Winter Running: Unorthodox Advice

8. The Buff — Gear Junkie readers know that the Original Buff, a polyester headwear piece, is one of my favorite pieces of equipment. A Buff really comes into its own in the winter for running. I bring at least two with on each run, including one on my head and one in a pocket as backup. A common technique I employ is to start with the Buff worn as a balaclava and with a small beanie or skull cap over the top. As I heat up on the run, I take off the hat and stow it away. At the same time, I pull the Buff up onto the top of my head, moving it from the balaclava configuration to a floppy hat. I use this technique over and over again. It works!

The Original Buff

9. No ‘Cool Down’ Finish — Don’t slow down for the last mile. Keep running strong until you’re back near your home or the start of a run. You will freeze if it’s cold and your sweat is soaking through your base layer on top.

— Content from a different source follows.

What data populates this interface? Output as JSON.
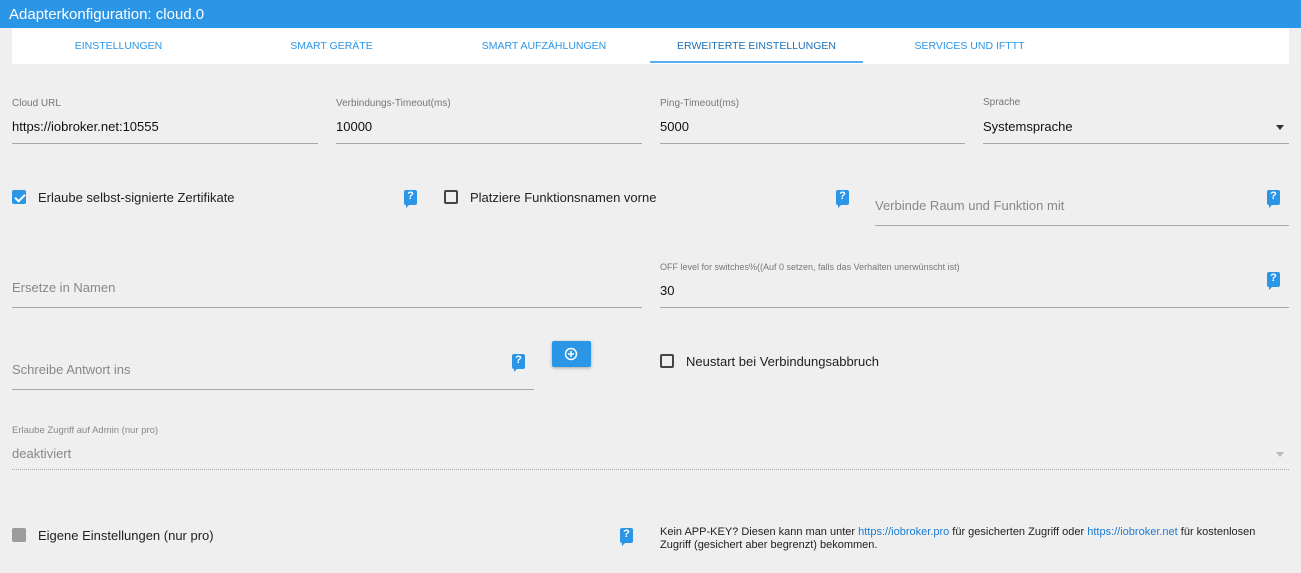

10. Sweat it Out — At home, standing outside my front door at the end of a run, I often remove my hat, gloves and jacket and just “chill out” for a minute or two. Even if it’s 10 degrees F outside, I’ll pause and let my body take a stab at regulating my heat. I finish almost every run — no matter the temp — sweaty and hot. If I step straight indoors after a winter run, the heated air inside is overwhelmingly too hot, and my body sags and sweats as I work to pull off layers and sweat drips on the floor. My advice: Cool down outside. Let the sweat stop. Then head indoors to change clothes, relax, or shower off. After a hard winter run, you deserve it.

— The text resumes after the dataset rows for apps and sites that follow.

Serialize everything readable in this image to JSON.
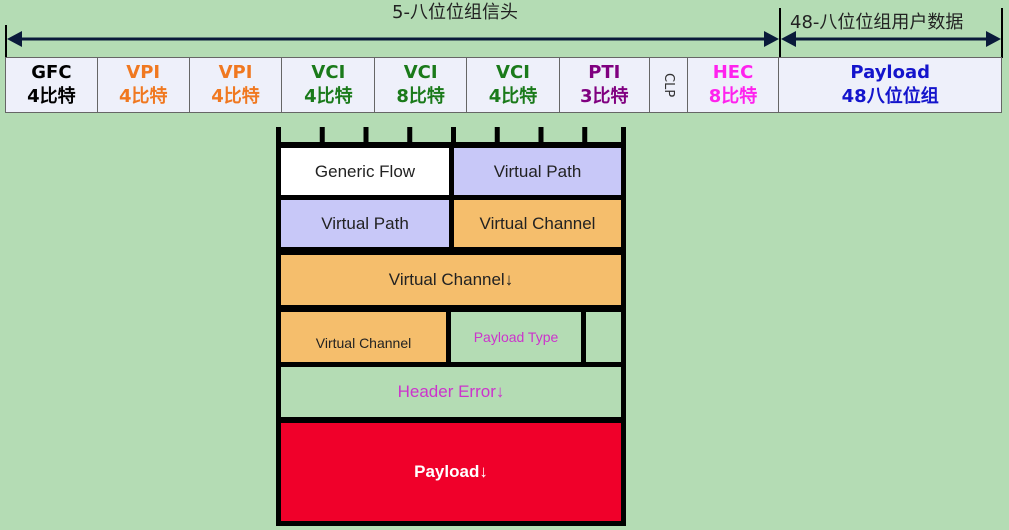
{
  "header": {
    "title": "5-八位位组信头",
    "payload_title": "48-八位位组用户数据"
  },
  "colors": {
    "background": "#b4dcb4",
    "gfc": "#000000",
    "vpi": "#f07820",
    "vci": "#1a7a1a",
    "pti": "#800080",
    "hec": "#ff22ee",
    "payload": "#1414cc",
    "orange_box": "#f5be6c",
    "lavender_box": "#c8c8f8",
    "red_box": "#f0002a"
  },
  "fields": [
    {
      "name": "GFC",
      "bits": "4比特",
      "color": "#000000"
    },
    {
      "name": "VPI",
      "bits": "4比特",
      "color": "#f07820"
    },
    {
      "name": "VPI",
      "bits": "4比特",
      "color": "#f07820"
    },
    {
      "name": "VCI",
      "bits": "4比特",
      "color": "#1a7a1a"
    },
    {
      "name": "VCI",
      "bits": "8比特",
      "color": "#1a7a1a"
    },
    {
      "name": "VCI",
      "bits": "4比特",
      "color": "#1a7a1a"
    },
    {
      "name": "PTI",
      "bits": "3比特",
      "color": "#800080"
    },
    {
      "name": "CLP",
      "bits": "",
      "color": "#333333"
    },
    {
      "name": "HEC",
      "bits": "8比特",
      "color": "#ff22ee"
    },
    {
      "name": "Payload",
      "bits": "48八位位组",
      "color": "#1414cc"
    }
  ],
  "diagram": {
    "generic_flow": "Generic Flow",
    "virtual_path_1": "Virtual Path",
    "virtual_path_2": "Virtual Path",
    "virtual_channel_1": "Virtual Channel",
    "virtual_channel_2": "Virtual Channel↓",
    "virtual_channel_3": "Virtual Channel",
    "payload_type": "Payload Type",
    "header_error": "Header Error↓",
    "payload": "Payload↓"
  }
}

—Stephen Regenold is founder and editor of A version of this post ran originally on Gear Junkie’s blog on